Rosanne

Post-medieval pottery expert, Rosanne Meenan, goes through the finds with Stephanie.

 

Bone expert, Fiona Beglane, showing the hip bone is connected to the leg bone.

Bone expert, Fiona Beglane, showing the hip bone is connected to the leg bone.

 

The 'men who know' in cutting B.

The 'men who know' in cutting B; Nicky Mallon, Matthew and Tim Stout.

Maureen Finn and Nick Mallon, dynamic volunteers from Drogheda.

Maureen Finn and Nicky Mallon, dynamic volunteers from Drogheda.

 

Sharon from Drakestown, County Louth, and Grace from the Philippines, troweling.

Sarah from Drakestown, County Louth, and Grace from the Philippines, troweling.



Day 13 – A medieval guesthouse?
July 22, 2009, 9:43 pm
Filed under: Uncategorized

The wall has turned out to be at least two stone footings for supporting a great timber structure. Perhaps this is the remains of a guesthouse, which would be a great discovery. Some of the students were metal detecting the spoil heap to be on the safe side. Sarah found the skeleton of a small animal that might be a cat. She calls it skinny’. The long cutting across the ditch should be finished tomorrow, all going well.

 

To be sure to be sure. Siobháin metal detects the spoil heap to ensure that nothing has been missed.

To be sure to be sure. Siobháin metal detects the spoil heap to ensure that nothing has been missed.

 

The wooden skirt, what the fashionable archaeologist is wearing this season.

The wooden skirt, what the fashionable archaeologist is wearing this season.



Day 12 – Rain!
July 21, 2009, 6:33 pm
Filed under: Uncategorized

Plan B today. Rain stopped play. We headed off to the Boyne valley in search of our Cistercians. At the top of Knowth passage tomb we looked at the remains of a Cistercian grange (farm) and to Newgrange, site of another Cistercian grange . Here Professor O’Kelly found evidence for medieval cultivation ridges. Shannon, a filmaker from Ohio, came today to begin filming for a documentary on the Irish Archaeological Field school. We are hoping for good weather tomorrow so we can follow the masonry wall.

 

The sodden Irish Archaeological Field School at Knowth Passage Tomb.

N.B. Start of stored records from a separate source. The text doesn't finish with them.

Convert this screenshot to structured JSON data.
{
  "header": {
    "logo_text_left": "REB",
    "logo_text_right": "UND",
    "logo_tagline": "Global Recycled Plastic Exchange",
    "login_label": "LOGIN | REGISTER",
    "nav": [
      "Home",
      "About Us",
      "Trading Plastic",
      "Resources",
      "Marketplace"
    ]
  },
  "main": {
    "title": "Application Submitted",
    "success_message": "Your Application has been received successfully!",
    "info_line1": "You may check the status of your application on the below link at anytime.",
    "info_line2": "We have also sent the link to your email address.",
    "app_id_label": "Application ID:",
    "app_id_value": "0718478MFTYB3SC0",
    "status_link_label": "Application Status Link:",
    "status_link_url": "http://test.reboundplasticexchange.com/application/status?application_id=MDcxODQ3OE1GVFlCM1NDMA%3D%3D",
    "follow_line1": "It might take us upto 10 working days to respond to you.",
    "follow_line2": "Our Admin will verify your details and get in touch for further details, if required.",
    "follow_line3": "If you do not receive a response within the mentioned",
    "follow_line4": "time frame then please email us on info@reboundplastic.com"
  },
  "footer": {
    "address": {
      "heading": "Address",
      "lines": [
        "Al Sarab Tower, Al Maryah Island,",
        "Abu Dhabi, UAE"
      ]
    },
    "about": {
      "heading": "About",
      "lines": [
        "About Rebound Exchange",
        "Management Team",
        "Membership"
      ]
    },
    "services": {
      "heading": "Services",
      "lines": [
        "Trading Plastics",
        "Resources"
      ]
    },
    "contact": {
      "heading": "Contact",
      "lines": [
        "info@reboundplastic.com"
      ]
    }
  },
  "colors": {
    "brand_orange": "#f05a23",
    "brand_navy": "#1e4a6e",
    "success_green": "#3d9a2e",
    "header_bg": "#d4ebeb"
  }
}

The sodden Irish Archaeological Field School at Knowth Passage Tomb.